3. Pressure to Stay Positive: Toxic positivity can create pressure to maintain a constant state of positivity, even in the face of adversity or personal struggles. This pressure can make individuals feel guilty or ashamed for experiencing normal human emotions like sadness, anger, or fear.

4. Masking Genuine Feelings: It often encourages people to suppress or mask their genuine feelings, leading to emotional repression and a lack of authentic self-expression. For instance, someone may feel compelled to always put on a happy face even when they’re struggling internally, which can ultimately exacerbate mental health issues.

To combat toxic positivity, it’s essential to foster environments where genuine emotions are accepted and validated. Encouraging open and honest communication allows individuals to express their feelings without fear of judgment or dismissal. Practicing empathy and active listening cultivates supportive relationships where individuals feel heard and understood, fostering genuine emotional connection and resilience.

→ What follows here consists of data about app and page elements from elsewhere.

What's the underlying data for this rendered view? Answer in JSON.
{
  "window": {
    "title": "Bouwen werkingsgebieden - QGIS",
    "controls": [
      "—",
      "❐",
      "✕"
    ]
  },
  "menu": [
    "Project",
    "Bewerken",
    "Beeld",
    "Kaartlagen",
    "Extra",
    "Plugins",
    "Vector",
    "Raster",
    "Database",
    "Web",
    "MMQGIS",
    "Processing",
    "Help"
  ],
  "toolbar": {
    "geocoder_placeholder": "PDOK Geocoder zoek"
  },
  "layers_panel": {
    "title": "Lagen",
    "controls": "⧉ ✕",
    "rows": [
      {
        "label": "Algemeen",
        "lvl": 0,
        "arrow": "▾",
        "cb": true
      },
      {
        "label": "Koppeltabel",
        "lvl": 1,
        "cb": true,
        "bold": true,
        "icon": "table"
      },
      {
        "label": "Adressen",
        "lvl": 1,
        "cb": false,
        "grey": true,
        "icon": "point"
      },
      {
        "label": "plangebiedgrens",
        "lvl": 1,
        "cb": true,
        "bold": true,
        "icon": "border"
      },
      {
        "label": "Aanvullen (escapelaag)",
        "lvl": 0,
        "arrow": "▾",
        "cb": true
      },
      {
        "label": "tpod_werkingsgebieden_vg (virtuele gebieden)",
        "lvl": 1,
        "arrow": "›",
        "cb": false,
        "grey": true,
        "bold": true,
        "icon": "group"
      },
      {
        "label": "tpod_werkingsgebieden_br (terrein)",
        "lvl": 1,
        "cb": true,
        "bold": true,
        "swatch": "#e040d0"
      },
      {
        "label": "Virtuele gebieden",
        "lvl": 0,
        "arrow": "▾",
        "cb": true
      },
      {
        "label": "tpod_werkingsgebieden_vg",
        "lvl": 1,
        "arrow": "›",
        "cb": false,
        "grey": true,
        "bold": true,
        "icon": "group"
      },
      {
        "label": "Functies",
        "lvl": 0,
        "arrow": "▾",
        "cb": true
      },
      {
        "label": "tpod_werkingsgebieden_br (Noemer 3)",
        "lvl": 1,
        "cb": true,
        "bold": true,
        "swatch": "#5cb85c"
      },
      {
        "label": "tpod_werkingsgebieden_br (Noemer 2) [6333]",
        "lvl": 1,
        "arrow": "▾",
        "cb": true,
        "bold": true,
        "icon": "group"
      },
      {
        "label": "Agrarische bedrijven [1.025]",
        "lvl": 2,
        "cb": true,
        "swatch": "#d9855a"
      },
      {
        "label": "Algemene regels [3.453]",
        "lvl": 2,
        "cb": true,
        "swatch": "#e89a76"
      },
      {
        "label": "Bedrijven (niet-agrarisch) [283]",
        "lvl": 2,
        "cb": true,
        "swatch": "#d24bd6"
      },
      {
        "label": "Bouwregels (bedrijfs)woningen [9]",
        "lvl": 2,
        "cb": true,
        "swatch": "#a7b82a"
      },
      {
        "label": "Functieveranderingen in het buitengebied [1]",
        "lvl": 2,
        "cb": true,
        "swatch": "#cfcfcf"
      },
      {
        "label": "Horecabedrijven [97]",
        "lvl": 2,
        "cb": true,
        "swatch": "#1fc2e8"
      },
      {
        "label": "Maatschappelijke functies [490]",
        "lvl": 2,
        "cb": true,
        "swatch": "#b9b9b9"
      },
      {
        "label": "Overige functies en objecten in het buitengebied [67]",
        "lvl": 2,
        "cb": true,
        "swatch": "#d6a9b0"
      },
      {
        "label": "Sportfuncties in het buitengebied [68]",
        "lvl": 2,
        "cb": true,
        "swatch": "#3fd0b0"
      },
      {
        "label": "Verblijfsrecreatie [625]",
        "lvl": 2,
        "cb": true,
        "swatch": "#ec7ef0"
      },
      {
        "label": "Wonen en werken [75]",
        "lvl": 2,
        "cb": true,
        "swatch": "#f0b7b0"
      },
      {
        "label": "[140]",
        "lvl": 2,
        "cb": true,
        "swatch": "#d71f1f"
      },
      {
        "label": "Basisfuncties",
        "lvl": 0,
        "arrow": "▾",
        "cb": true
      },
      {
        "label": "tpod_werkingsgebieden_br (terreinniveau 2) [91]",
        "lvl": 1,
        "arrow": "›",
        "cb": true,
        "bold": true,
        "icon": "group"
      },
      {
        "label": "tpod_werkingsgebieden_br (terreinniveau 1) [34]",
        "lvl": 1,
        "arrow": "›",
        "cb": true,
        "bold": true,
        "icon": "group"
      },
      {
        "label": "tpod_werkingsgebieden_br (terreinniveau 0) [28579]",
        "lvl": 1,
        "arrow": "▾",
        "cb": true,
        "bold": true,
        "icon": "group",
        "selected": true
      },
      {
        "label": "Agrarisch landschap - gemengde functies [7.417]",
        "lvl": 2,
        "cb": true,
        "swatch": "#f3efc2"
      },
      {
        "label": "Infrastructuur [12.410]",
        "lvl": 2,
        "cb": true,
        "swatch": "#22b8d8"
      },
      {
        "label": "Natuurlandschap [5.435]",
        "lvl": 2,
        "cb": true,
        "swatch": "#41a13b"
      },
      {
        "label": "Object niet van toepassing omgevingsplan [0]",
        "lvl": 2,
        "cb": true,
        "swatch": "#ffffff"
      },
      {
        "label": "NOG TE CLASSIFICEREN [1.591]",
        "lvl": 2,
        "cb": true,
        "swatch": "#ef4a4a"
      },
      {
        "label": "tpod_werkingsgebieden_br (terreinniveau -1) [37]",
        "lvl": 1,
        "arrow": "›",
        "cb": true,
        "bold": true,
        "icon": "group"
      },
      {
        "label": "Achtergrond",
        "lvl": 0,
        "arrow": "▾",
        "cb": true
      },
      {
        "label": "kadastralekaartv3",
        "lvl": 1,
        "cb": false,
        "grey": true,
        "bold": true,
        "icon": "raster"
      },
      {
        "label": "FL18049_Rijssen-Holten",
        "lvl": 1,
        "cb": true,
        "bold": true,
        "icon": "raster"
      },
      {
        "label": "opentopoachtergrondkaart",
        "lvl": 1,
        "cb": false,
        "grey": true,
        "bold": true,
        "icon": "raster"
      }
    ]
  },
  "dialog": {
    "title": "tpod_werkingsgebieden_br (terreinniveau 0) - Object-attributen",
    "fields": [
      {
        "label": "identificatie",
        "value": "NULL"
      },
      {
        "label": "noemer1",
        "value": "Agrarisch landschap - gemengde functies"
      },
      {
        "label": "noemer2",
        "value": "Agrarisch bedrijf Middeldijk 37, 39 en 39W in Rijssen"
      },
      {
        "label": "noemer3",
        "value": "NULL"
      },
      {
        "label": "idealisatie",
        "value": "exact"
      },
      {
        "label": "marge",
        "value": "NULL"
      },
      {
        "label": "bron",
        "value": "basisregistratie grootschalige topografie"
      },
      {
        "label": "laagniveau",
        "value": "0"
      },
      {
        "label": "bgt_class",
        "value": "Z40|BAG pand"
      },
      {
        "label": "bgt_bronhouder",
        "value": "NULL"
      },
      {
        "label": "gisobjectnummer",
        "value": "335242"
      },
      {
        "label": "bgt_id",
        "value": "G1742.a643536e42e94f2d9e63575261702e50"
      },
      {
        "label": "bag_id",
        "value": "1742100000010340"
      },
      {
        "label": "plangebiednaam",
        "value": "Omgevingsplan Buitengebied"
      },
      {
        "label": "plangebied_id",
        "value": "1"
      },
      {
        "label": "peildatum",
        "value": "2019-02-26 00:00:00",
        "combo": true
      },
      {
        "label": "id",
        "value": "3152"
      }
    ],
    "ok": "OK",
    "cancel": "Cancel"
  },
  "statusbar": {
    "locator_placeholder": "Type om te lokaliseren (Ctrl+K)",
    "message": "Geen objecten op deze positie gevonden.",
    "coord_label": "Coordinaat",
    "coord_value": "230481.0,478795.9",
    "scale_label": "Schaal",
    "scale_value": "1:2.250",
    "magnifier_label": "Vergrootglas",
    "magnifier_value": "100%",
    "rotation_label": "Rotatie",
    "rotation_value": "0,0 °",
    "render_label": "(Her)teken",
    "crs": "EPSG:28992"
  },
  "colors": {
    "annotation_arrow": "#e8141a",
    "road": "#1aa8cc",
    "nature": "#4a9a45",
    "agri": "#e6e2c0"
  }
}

Additionally, promoting mental health education and awareness can help debunk the myth of perpetual positivity. By acknowledging the spectrum of human emotions and normalizing discussions around mental health, we can dismantle the stigma surrounding vulnerability and create space for authentic self-expression.

While positivity has its place in promoting resilience and well-being, toxic positivity can have detrimental effects on individuals’ mental health and emotional well-being. By recognizing and addressing the harmful impact of toxic positivity, we can cultivate environments that prioritize genuine emotional authenticity, empathy, and understanding. After all, it’s okay not to be okay sometimes, and true strength lies in embracing our vulnerabilities and supporting each other through life’s ups and downs.


Hanson Complete Counseling is a boutique person-centered therapy practice in the Tampa area. Our mission is to help others live better through evidence-based mindfulness based interventions. We specialize in anxiety, relationships, complex trauma, getting unstuck, ADHD, couples counseling, adults, teens, children, and families. Are you interested in learning more about working with an experienced therapist? Our therapists are here for you. Call us now at (813)333-1425.

Work With An Experienced Therapist.